§ Exercise brief: Return each line of the entries that mentions the word "from".

Material for this exercise: Begin

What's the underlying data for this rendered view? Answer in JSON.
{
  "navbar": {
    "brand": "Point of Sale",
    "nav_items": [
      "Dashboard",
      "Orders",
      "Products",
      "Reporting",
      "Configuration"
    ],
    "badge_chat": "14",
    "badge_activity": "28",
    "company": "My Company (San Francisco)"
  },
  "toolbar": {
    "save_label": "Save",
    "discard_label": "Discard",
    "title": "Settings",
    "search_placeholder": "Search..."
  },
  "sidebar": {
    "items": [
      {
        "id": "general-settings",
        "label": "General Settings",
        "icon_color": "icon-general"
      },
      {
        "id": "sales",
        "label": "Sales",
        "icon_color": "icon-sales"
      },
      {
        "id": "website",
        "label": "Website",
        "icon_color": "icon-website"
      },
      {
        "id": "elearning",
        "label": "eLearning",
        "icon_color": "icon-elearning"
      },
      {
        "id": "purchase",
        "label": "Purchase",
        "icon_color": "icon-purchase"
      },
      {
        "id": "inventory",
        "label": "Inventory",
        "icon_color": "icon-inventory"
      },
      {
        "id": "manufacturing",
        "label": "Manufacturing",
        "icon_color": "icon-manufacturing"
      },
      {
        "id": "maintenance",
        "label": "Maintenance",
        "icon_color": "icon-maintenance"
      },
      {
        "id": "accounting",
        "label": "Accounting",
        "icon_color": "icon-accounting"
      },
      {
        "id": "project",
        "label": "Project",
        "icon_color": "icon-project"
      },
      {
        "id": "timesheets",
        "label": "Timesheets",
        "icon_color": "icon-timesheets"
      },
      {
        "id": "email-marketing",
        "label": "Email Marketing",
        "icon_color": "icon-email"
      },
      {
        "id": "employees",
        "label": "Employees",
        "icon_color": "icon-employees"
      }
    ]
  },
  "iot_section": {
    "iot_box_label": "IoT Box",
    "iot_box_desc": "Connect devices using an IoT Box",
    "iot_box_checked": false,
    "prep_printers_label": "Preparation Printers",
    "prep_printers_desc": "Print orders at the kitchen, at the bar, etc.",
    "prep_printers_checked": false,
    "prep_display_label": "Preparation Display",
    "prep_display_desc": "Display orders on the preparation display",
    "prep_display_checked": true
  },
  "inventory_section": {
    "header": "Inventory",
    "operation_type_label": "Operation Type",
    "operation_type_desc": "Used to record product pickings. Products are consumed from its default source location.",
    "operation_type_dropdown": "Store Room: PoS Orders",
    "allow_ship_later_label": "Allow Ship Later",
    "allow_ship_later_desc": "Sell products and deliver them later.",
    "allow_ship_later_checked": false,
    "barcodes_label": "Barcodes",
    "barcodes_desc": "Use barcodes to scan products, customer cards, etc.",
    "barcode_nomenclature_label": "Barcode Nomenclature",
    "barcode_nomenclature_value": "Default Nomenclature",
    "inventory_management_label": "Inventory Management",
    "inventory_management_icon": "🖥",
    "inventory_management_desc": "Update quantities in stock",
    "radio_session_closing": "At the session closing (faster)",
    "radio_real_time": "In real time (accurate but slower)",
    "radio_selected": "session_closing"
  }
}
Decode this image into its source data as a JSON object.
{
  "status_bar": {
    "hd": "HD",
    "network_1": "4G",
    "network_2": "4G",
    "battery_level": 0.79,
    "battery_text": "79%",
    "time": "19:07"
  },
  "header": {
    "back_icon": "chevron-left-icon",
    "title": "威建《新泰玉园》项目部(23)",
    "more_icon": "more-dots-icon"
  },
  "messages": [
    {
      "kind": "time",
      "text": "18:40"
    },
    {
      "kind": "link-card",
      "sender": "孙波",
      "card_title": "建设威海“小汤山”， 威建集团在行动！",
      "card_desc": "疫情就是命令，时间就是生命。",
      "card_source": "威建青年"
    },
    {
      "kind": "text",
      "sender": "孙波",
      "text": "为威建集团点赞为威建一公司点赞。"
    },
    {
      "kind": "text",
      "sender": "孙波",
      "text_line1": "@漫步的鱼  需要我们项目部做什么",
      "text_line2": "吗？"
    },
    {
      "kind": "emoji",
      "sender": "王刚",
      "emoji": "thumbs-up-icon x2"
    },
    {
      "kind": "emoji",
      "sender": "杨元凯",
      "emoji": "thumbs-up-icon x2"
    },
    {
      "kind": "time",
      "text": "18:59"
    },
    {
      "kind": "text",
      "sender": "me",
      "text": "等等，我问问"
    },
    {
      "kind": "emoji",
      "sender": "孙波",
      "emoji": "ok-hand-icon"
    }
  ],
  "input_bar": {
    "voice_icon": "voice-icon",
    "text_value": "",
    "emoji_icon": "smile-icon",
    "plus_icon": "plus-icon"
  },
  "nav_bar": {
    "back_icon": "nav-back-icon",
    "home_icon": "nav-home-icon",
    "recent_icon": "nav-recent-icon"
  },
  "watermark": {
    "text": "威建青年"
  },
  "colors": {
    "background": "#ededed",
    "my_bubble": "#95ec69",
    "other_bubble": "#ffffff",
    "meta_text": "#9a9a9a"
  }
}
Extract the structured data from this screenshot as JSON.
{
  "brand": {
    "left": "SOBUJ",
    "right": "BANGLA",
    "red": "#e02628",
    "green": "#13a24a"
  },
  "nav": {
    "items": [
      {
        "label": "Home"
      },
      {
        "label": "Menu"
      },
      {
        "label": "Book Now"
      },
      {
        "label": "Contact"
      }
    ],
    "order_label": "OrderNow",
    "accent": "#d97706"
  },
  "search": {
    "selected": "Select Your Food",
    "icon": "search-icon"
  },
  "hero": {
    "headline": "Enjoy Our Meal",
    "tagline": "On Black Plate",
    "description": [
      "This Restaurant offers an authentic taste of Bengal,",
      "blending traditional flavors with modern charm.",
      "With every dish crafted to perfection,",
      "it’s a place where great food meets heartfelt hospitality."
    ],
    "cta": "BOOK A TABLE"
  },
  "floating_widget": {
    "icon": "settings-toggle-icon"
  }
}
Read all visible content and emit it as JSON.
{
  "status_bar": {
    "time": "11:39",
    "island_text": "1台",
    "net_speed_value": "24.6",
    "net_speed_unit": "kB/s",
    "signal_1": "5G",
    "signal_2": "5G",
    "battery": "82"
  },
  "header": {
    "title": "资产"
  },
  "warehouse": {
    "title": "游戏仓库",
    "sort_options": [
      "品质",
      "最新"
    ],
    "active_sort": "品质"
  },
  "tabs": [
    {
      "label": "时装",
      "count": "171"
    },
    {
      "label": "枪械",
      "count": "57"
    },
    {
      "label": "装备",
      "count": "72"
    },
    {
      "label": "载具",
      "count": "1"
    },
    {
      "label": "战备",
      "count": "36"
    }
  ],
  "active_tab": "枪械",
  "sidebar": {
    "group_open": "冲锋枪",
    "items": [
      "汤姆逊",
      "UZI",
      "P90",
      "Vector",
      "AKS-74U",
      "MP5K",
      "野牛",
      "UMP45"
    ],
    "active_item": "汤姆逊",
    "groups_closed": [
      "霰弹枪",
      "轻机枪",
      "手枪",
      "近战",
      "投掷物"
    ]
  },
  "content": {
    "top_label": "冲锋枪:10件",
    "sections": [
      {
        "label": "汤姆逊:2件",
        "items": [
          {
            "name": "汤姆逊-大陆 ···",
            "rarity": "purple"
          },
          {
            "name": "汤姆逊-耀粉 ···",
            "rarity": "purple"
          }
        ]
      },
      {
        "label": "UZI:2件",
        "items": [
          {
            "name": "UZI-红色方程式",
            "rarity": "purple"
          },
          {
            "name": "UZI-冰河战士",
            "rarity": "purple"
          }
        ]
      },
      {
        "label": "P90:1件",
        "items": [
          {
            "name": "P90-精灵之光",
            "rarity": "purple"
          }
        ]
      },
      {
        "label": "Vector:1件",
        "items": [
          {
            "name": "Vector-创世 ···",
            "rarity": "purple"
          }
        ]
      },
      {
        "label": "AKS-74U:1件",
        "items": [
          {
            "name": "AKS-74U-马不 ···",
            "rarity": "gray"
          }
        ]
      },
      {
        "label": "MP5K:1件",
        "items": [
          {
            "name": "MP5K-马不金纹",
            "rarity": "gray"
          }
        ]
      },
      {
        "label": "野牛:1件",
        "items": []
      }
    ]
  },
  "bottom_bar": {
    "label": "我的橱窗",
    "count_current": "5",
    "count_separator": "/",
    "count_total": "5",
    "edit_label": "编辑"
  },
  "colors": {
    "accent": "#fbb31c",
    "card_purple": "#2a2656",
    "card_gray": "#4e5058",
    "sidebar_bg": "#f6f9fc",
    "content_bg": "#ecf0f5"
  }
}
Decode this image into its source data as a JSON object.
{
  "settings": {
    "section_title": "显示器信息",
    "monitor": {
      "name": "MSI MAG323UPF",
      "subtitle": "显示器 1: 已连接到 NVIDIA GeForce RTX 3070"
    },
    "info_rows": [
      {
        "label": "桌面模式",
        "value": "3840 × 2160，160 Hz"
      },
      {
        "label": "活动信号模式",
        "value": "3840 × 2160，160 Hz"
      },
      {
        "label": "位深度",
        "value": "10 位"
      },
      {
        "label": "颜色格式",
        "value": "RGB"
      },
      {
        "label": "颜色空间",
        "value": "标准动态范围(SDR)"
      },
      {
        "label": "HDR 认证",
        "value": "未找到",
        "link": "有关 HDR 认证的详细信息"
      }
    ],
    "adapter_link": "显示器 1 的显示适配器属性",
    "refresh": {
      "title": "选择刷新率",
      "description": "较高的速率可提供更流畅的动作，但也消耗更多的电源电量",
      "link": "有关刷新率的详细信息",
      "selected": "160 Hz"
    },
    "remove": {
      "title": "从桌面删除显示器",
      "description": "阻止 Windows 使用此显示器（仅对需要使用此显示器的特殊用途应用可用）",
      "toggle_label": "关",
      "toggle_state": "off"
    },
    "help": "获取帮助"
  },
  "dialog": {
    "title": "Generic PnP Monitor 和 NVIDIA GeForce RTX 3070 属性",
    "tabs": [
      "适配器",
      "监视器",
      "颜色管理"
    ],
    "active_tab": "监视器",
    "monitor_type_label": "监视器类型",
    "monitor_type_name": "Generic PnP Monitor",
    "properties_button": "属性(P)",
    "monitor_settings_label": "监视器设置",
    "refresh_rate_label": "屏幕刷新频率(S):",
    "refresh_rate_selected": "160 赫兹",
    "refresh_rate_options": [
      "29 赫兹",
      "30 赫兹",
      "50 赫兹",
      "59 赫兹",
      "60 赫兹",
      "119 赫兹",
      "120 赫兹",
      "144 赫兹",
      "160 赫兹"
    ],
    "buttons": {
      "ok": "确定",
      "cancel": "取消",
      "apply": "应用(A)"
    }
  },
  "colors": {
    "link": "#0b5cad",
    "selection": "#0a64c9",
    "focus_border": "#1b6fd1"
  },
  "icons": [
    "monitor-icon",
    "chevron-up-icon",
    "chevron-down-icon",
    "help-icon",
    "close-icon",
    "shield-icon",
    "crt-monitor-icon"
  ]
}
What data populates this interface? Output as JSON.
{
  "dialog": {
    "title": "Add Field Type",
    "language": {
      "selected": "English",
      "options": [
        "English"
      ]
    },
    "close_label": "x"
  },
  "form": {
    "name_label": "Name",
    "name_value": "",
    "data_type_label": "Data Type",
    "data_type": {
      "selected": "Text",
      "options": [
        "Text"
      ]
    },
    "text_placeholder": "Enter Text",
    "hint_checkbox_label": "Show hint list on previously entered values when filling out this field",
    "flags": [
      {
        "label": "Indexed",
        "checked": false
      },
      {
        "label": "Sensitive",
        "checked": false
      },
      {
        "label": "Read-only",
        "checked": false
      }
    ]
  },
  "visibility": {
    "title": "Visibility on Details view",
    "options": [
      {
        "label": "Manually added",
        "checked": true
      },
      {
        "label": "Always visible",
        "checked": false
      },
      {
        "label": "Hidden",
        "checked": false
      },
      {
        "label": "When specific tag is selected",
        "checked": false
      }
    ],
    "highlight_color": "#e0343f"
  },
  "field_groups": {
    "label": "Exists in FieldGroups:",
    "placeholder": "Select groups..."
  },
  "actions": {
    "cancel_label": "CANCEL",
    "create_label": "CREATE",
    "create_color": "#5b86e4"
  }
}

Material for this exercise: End

§ Exercise output:
    "operation_type_desc": "Used to record product pickings. Products are consumed from its default source location.",
Extract the structured data from this screenshot as JSON.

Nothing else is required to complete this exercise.